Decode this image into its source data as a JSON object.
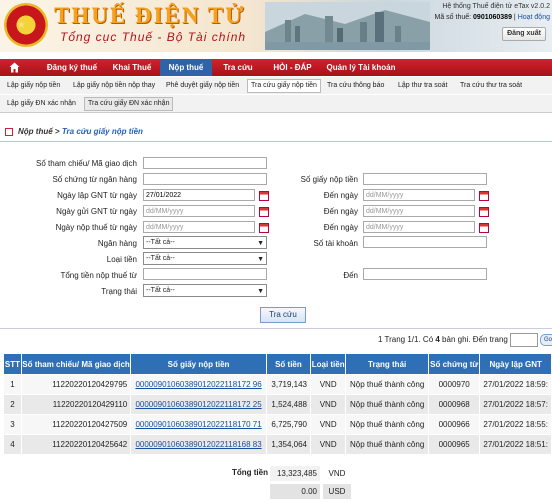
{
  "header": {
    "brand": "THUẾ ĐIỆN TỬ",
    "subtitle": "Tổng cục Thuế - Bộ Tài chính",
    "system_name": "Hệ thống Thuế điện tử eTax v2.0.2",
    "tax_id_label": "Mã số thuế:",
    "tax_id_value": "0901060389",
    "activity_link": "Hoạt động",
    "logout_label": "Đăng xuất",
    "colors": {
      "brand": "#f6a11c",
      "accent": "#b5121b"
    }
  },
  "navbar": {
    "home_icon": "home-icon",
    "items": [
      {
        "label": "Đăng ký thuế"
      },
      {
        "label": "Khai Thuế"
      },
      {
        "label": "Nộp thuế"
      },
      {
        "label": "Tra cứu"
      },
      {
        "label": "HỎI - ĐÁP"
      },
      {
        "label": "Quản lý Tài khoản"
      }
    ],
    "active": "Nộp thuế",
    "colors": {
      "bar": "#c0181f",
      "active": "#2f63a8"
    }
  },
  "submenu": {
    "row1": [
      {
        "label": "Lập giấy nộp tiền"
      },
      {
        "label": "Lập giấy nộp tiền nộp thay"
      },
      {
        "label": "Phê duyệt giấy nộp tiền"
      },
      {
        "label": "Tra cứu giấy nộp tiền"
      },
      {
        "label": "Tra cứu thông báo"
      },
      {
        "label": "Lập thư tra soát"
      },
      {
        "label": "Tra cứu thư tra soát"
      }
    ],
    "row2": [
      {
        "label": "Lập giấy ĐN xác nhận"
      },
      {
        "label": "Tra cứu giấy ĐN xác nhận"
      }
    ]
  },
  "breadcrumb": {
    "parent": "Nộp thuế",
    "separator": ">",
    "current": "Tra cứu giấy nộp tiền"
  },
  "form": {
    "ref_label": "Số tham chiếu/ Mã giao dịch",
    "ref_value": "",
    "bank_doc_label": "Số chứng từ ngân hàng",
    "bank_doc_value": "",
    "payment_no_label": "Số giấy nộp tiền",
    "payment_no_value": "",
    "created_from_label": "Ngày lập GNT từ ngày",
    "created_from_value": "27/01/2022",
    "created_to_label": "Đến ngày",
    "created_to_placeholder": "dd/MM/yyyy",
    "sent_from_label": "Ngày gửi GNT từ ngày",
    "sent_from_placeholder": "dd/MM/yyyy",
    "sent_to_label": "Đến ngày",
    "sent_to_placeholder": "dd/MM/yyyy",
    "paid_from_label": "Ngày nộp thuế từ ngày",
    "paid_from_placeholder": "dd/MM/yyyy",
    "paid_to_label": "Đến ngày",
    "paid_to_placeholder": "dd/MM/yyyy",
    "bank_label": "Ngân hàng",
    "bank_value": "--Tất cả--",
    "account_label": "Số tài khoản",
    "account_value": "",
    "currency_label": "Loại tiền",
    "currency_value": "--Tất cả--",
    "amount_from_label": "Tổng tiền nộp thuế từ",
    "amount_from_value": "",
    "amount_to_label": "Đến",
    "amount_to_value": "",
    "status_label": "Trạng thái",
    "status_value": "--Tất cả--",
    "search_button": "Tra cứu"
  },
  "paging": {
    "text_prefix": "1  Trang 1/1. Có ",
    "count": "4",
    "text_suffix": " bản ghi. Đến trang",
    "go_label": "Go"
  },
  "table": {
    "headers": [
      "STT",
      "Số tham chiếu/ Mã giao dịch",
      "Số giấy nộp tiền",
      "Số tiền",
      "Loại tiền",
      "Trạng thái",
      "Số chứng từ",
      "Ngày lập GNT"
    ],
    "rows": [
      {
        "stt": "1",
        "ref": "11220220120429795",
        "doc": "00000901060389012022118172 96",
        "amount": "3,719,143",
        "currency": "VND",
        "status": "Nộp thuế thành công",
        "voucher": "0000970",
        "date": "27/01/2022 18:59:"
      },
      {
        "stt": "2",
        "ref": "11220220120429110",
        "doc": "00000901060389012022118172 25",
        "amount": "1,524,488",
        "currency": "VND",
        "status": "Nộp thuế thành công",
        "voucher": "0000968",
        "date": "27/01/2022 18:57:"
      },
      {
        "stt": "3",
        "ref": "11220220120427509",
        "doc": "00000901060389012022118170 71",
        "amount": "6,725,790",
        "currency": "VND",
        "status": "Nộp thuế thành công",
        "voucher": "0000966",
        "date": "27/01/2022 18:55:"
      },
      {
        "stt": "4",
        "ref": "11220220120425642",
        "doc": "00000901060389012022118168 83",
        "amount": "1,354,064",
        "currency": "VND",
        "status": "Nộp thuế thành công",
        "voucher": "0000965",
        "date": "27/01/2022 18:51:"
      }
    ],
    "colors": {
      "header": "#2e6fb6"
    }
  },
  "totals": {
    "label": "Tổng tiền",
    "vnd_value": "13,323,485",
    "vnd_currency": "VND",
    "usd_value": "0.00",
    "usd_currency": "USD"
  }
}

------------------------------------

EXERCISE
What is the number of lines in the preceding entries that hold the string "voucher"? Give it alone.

SOLUTION TO THIS PROBLEM
4